The World Health Organization has called for a “moratorium” on boosters, and and other international medical groups have blasted Biden for pushing to get a third dose of the coronavirus vaccine to Americans when only 20 percent of those in lower-income countries are at least partially vaccinated, compared to around 80 percent in some of the wealthiest nations, according to the WHO.
“I will not stay silent when companies and countries that control the global supply of vaccines think the world’s poor should be satisfied with leftovers,” WHO Director General Tedros Adhanom Ghebreyesus said at a press conference last week. “Because manufacturers have prioritized, or been legally obliged to fulfill bilateral deals with rich countries willing to pay top dollar, low-income countries have been deprived of the tools to protect their people.”
Biden has indicated he will announce new U.S. efforts this week to help with the global vaccine supply, and is scheduled to hold a virtual Covid summit on Wednesday at which he plans to ask world leaders to commit to improve equitable access to vaccines, oxygen supplies, tests and protective equipment, and establish a better health financing system.

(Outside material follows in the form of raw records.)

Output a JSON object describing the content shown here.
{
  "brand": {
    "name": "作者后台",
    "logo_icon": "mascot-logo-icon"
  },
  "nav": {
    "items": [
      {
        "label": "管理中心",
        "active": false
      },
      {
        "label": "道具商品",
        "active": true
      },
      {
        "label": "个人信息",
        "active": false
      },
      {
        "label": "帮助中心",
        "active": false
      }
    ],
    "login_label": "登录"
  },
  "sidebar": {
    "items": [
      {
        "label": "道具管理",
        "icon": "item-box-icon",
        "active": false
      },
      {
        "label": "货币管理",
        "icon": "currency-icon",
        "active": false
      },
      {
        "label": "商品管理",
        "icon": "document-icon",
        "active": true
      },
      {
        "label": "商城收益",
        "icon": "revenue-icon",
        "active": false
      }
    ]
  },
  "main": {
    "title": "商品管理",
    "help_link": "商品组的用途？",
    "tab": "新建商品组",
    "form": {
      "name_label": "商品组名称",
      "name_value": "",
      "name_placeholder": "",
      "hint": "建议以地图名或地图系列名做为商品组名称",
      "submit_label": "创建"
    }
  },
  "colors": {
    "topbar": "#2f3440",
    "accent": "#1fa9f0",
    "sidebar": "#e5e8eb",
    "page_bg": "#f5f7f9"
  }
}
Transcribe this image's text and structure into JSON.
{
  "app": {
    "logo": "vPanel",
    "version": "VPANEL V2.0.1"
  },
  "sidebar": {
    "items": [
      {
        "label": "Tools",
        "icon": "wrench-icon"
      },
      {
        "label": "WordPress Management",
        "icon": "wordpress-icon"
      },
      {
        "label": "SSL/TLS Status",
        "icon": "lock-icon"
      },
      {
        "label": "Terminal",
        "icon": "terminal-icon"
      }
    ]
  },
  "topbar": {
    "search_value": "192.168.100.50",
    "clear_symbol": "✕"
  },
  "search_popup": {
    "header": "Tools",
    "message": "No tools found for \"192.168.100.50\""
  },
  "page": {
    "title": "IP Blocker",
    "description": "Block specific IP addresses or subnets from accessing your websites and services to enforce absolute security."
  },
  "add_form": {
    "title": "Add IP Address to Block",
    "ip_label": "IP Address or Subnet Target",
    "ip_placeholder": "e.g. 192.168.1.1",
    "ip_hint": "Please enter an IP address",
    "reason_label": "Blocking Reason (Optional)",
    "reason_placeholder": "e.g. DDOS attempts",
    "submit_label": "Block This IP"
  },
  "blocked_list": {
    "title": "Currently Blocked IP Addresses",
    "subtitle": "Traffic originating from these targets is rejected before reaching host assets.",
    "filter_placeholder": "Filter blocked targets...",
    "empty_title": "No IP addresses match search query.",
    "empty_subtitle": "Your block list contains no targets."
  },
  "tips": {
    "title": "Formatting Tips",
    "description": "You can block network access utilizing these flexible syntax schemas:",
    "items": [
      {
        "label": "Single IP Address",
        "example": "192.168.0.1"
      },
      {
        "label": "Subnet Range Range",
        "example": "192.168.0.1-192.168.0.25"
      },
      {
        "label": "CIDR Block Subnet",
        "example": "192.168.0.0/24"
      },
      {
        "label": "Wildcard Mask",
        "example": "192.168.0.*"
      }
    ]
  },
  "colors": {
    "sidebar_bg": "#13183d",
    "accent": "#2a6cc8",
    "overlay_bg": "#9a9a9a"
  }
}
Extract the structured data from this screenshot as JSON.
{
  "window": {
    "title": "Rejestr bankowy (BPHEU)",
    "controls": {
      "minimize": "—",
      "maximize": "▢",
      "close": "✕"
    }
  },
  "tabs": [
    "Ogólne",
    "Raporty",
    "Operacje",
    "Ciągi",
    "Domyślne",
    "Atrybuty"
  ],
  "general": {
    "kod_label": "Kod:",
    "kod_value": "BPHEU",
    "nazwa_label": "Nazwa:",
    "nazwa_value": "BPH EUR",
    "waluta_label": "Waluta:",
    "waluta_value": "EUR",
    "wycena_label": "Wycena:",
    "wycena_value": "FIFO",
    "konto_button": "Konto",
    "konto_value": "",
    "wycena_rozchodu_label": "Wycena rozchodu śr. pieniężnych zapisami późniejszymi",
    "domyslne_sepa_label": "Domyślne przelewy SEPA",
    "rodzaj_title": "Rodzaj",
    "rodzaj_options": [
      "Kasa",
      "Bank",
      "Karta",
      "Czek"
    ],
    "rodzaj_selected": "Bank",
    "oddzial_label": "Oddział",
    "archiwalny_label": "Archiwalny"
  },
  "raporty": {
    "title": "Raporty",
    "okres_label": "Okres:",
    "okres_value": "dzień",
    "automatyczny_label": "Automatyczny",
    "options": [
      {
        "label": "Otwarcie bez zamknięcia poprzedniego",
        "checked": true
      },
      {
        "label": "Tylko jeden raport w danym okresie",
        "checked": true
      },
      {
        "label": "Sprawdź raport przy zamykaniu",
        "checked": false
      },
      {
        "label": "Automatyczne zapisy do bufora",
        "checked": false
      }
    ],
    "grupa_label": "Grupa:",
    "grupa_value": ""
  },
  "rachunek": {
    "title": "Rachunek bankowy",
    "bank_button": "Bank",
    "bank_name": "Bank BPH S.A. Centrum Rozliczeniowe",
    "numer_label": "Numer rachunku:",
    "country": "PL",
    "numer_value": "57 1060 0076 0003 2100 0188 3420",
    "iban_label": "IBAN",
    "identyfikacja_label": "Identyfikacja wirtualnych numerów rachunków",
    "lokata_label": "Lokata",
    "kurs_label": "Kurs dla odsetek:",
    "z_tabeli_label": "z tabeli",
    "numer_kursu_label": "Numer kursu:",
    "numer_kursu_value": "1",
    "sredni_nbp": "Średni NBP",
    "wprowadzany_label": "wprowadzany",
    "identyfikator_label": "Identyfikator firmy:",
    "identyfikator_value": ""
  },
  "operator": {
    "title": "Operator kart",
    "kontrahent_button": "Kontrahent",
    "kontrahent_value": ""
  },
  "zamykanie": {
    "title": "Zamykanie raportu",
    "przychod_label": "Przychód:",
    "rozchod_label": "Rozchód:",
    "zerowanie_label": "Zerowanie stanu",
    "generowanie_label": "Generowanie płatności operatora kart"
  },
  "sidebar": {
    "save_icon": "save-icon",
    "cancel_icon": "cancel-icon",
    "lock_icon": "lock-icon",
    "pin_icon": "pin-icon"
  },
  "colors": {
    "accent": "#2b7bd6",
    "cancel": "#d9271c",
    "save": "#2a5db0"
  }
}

In response to the criticism, White House officials have said the U.S. is able to both give boosters to Americans and lead efforts to vaccinate the world, citing the 140 million doses that the U.S. has already delivered to more than 90 countries. The U.S. plans to ship at least 200 million additional doses this year.
Administration officials declined to comment on a Washington Post report Friday that the White House was in talks with Pfizer to buy millions of additional doses of that vaccine to donate overseas.
At the same time, COVAX, an international organization tasked with speeding up the production and distribution of vaccines, said this month it expects to fall short of its goal of delivering two billion doses to developing countries this year. Instead, the group said, it is slated to have access to 1.4 billion doses of vaccine in 2021, unless there is a new action taken by producers and higher income countries to prioritize getting vaccines to lower income countries.
“It makes us look really bad, not that that should dictate our decision-making on this issue, but it is not a good look,” said Gounder. “I’m also just not impressed by how we have stepped up to try to get the rest of the world vaccinated. I don’t think the efforts have been adequate.”